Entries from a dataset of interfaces
*** Begin section ***
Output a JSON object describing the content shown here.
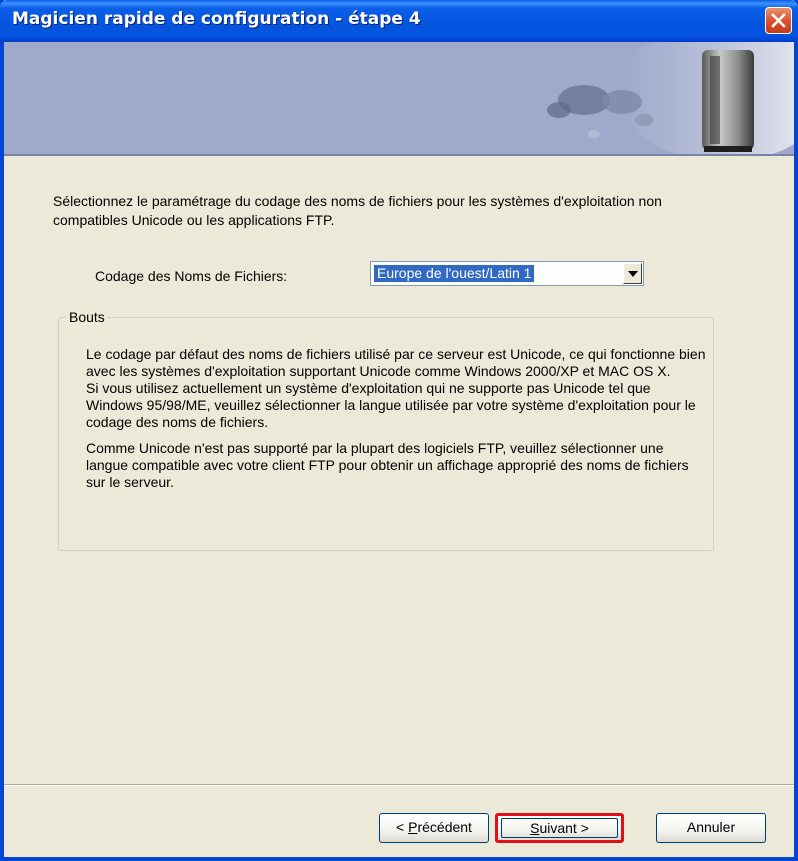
{
  "window": {
    "title": "Magicien rapide de configuration - étape 4"
  },
  "intro_text": "Sélectionnez le paramétrage du codage des noms de fichiers pour les systèmes d'exploitation non compatibles Unicode ou les applications FTP.",
  "encoding": {
    "label": "Codage des Noms de Fichiers:",
    "selected": "Europe de l'ouest/Latin 1"
  },
  "tips": {
    "legend": "Bouts",
    "paragraph1a": "Le codage par défaut des noms de fichiers utilisé par ce serveur est Unicode, ce qui fonctionne bien avec les systèmes d'exploitation supportant Unicode comme Windows 2000/XP et MAC OS X.",
    "paragraph1b": "Si vous utilisez actuellement un système d'exploitation qui ne supporte pas Unicode tel que Windows 95/98/ME, veuillez sélectionner la langue utilisée par votre système d'exploitation pour le codage des noms de fichiers.",
    "paragraph2": "Comme Unicode n'est pas supporté par la plupart des logiciels FTP, veuillez sélectionner une langue compatible avec votre client FTP pour obtenir un affichage approprié des noms de fichiers sur le serveur."
  },
  "buttons": {
    "prev_mnemonic": "P",
    "prev_rest": "récédent",
    "prev_prefix": "< ",
    "next_mnemonic": "S",
    "next_rest": "uivant >",
    "cancel": "Annuler"
  },
  "colors": {
    "titlebar": "#0455DD",
    "dialog_bg": "#ECE9D8",
    "banner_bg": "#9EA9CB",
    "selection": "#316AC5",
    "highlight_border": "#E0101B"
  }
}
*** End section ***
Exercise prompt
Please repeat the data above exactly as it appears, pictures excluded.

Task response
Output a JSON object describing the content shown here.
{
  "window": {
    "title": "Magicien rapide de configuration - étape 4"
  },
  "intro_text": "Sélectionnez le paramétrage du codage des noms de fichiers pour les systèmes d'exploitation non compatibles Unicode ou les applications FTP.",
  "encoding": {
    "label": "Codage des Noms de Fichiers:",
    "selected": "Europe de l'ouest/Latin 1"
  },
  "tips": {
    "legend": "Bouts",
    "paragraph1a": "Le codage par défaut des noms de fichiers utilisé par ce serveur est Unicode, ce qui fonctionne bien avec les systèmes d'exploitation supportant Unicode comme Windows 2000/XP et MAC OS X.",
    "paragraph1b": "Si vous utilisez actuellement un système d'exploitation qui ne supporte pas Unicode tel que Windows 95/98/ME, veuillez sélectionner la langue utilisée par votre système d'exploitation pour le codage des noms de fichiers.",
    "paragraph2": "Comme Unicode n'est pas supporté par la plupart des logiciels FTP, veuillez sélectionner une langue compatible avec votre client FTP pour obtenir un affichage approprié des noms de fichiers sur le serveur."
  },
  "buttons": {
    "prev_mnemonic": "P",
    "prev_rest": "récédent",
    "prev_prefix": "< ",
    "next_mnemonic": "S",
    "next_rest": "uivant >",
    "cancel": "Annuler"
  },
  "colors": {
    "titlebar": "#0455DD",
    "dialog_bg": "#ECE9D8",
    "banner_bg": "#9EA9CB",
    "selection": "#316AC5",
    "highlight_border": "#E0101B"
  }
}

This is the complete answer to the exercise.